Spotted by a police officer near the Bronx Community College, this large animal was a mystery, until a biodiversity lab at the North Carolina Museum of Natural Sciences identified it as a fisher. A member of the weasel family, fishers populate forest areas from Virginia to Quebec, but a rare to the New York City area. The last sighting of a fisher in New York likely occurred in the 1600s, in Manhattan.
The fisher has no natural enemies, has wide feet and claws, and can consume mice, squirrels, rabbits, and even porcupines, leaving just the bones. Zoologist Ronald Kays thinks there will be more fisher sightings in the Bronx, as the species is being driven to adapt to urban environment.

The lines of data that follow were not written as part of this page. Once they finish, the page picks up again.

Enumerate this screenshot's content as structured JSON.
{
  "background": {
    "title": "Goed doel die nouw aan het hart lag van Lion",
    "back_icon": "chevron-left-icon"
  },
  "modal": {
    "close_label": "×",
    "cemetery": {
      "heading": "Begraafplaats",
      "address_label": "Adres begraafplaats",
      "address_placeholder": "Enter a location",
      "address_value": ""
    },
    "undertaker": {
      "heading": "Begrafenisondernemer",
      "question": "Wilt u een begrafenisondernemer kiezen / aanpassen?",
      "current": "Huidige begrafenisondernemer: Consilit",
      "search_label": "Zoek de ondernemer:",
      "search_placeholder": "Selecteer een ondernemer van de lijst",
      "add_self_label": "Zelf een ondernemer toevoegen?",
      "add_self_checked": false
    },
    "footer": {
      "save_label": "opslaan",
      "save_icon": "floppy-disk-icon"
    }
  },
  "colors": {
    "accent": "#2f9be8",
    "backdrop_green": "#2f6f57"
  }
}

“No predator keeps a lower profile than fishers; if they can use their tunnel-running to hunt rats, and tree-climbing to get squirrels, they could make a nice living in New York City,” Kay writes. “Fishers pose little threat to people. Although they are rumored to kill cats, there is little evidence to support this idea.” The sighting “highlights the adaptability of wildlife if given a chance. (Image: Derek Lenart/Natural Sciences Research)